Work request
Go through the entries one line at a time, and gather every line that has the word "true".

(Data records for software interfaces)
• • • • • • •

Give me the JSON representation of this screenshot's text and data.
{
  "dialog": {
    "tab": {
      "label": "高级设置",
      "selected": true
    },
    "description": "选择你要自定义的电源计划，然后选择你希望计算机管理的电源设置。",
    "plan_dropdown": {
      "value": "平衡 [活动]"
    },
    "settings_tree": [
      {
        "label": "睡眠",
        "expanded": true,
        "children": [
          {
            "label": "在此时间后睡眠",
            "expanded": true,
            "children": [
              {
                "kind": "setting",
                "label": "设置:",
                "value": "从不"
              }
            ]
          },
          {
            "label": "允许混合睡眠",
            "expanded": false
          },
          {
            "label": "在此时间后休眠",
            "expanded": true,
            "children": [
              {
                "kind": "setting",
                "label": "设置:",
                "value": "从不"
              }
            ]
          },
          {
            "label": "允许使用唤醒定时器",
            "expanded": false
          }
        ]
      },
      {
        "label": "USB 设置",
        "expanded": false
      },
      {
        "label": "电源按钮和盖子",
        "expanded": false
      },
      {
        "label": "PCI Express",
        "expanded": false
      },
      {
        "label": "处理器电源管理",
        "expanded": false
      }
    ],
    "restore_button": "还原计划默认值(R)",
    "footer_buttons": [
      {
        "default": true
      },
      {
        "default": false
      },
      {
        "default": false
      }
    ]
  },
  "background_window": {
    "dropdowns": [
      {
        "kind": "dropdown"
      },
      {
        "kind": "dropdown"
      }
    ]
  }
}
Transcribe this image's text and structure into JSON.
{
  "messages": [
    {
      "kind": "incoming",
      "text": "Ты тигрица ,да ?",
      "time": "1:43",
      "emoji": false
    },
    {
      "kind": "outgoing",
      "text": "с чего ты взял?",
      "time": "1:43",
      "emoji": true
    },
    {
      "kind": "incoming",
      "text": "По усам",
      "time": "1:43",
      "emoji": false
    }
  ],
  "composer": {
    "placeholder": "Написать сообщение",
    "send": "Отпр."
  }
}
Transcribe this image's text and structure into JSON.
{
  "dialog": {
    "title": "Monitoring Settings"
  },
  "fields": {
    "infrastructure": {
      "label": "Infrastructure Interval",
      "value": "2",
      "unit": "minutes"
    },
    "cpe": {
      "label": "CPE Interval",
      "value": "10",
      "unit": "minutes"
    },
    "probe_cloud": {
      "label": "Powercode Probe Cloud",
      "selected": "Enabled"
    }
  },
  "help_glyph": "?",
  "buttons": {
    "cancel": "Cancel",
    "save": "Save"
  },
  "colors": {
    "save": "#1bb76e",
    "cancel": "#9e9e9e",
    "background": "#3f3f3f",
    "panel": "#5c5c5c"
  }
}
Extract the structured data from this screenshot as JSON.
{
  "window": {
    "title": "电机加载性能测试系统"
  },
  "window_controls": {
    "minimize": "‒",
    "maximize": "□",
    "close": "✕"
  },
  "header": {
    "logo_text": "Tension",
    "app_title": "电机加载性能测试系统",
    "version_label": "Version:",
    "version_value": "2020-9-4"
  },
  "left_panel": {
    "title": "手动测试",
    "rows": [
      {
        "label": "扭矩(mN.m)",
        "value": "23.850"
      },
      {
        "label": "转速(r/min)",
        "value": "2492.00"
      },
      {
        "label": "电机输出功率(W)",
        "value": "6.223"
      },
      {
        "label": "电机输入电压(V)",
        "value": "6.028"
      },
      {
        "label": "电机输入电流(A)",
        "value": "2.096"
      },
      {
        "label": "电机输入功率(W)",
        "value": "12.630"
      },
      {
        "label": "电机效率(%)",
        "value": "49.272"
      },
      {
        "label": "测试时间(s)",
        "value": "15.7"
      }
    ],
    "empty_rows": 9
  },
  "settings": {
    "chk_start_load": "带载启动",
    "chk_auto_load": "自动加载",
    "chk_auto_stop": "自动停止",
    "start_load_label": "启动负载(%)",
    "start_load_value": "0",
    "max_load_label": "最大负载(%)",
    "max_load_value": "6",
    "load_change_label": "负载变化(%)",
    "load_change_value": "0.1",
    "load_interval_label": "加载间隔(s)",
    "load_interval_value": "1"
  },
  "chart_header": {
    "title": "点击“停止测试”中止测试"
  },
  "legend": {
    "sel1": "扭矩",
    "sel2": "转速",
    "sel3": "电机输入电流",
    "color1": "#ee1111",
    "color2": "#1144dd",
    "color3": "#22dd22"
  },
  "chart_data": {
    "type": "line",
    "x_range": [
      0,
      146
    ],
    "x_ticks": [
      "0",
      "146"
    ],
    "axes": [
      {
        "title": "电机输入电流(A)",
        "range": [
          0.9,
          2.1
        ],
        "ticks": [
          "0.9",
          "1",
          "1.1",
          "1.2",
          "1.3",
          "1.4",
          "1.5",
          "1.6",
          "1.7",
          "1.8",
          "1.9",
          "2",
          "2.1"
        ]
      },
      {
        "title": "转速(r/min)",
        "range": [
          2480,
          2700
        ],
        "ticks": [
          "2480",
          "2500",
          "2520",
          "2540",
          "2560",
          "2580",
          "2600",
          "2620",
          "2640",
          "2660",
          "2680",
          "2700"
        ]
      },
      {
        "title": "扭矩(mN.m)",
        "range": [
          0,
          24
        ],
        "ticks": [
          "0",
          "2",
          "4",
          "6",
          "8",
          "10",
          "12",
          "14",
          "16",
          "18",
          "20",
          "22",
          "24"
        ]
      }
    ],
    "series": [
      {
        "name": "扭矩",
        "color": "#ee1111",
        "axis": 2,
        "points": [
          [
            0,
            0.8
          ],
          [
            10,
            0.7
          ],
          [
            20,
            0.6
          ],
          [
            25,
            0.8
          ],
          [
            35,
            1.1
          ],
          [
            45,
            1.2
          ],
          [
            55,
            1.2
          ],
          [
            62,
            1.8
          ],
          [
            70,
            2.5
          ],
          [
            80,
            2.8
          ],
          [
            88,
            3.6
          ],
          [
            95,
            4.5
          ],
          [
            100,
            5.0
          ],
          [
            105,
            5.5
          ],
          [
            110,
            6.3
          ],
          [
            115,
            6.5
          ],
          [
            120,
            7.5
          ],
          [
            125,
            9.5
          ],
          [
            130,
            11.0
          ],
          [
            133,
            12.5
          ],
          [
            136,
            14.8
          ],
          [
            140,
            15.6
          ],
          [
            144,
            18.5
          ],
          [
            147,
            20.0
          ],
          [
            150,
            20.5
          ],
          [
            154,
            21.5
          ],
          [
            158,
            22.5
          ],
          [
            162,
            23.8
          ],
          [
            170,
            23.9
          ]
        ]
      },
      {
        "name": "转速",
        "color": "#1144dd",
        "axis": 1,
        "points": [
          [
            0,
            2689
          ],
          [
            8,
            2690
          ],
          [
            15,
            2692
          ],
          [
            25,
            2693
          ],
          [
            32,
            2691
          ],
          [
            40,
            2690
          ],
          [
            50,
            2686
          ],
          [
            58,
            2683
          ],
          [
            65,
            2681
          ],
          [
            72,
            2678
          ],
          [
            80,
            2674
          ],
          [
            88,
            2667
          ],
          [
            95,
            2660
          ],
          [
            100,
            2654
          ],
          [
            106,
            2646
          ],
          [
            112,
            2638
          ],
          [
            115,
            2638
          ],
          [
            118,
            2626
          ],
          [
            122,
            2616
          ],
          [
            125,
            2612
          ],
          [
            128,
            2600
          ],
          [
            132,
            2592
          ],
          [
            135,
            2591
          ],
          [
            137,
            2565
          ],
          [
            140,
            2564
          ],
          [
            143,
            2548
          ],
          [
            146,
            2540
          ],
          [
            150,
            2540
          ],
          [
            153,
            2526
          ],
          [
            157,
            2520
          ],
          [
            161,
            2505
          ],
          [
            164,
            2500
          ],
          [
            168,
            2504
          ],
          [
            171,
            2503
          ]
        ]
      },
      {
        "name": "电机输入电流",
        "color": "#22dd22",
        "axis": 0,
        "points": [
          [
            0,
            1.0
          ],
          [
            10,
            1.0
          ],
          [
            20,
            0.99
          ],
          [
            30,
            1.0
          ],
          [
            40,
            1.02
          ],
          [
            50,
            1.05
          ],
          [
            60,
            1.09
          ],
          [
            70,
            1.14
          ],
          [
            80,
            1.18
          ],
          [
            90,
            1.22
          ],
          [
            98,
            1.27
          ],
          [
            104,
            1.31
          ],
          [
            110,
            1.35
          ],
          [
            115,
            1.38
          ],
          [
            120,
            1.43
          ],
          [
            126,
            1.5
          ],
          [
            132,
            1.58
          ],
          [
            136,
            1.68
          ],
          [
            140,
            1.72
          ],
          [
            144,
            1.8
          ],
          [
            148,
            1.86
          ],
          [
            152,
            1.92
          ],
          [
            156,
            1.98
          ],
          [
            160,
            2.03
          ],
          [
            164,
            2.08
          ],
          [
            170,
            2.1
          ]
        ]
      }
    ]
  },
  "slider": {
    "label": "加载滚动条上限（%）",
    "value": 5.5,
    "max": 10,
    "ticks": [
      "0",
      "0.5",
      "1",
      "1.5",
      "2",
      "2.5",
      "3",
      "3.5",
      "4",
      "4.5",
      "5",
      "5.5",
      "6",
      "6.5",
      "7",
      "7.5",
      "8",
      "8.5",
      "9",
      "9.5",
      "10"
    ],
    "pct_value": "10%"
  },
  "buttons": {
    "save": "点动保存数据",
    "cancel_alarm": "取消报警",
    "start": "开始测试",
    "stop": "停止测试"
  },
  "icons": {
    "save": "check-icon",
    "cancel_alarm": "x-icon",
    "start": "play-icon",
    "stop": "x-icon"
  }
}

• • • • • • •

Response to the exercise
      "selected": true
        "expanded": true,
            "expanded": true,
            "expanded": true,
        "default": true
      "emoji": true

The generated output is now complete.